— What you have to do —
In the data below, count how many lines contain "badge" and give that number by itself.

(Element data from apps and pages)
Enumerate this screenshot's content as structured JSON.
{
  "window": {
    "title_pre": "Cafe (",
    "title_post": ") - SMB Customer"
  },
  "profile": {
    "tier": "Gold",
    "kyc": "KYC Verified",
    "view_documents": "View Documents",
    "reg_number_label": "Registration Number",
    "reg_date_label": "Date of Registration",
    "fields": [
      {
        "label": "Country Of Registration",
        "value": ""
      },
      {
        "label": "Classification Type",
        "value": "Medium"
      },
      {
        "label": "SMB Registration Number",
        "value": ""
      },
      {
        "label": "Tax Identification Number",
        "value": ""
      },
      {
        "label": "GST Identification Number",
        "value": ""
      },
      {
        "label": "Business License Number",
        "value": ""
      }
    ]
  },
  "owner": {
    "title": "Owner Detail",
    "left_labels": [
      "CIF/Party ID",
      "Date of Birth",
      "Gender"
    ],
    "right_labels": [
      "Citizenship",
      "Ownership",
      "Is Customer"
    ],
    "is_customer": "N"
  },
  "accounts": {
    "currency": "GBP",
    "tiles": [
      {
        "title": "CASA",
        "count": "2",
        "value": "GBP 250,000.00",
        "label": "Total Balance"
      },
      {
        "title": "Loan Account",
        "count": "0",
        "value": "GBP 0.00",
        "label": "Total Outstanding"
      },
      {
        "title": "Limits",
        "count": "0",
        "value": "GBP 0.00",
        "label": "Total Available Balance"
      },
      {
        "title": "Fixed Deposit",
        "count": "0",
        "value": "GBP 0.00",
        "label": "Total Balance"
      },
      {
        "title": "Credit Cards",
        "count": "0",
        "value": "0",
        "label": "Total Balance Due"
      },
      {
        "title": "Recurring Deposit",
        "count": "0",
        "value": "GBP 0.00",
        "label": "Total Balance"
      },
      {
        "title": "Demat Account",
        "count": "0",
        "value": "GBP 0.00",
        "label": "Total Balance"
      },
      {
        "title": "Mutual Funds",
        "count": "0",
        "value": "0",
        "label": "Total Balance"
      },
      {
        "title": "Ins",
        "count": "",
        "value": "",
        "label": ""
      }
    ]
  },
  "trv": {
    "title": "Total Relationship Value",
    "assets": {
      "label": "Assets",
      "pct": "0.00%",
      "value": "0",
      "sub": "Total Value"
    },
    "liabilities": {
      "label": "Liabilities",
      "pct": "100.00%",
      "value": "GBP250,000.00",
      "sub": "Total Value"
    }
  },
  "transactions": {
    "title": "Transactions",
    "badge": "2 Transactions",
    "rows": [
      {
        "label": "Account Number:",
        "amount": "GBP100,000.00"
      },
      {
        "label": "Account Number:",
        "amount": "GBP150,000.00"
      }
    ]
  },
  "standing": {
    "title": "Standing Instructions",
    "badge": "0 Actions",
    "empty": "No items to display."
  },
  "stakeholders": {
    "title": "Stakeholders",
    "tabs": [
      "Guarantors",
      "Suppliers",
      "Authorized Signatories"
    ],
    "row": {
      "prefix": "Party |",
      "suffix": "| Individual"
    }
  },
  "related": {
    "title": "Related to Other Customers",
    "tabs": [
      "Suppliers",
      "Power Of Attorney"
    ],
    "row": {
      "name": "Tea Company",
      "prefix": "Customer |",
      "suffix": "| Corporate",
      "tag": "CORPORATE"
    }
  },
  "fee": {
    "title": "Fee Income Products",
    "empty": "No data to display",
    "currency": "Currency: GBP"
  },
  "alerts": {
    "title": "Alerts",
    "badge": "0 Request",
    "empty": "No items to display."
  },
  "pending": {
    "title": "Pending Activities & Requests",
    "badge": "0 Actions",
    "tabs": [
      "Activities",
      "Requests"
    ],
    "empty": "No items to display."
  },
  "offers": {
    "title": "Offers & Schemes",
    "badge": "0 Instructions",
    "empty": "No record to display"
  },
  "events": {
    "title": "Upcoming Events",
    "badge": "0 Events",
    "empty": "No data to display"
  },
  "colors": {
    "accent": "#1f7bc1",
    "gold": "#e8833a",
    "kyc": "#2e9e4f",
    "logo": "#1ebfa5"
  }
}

— Task response —
6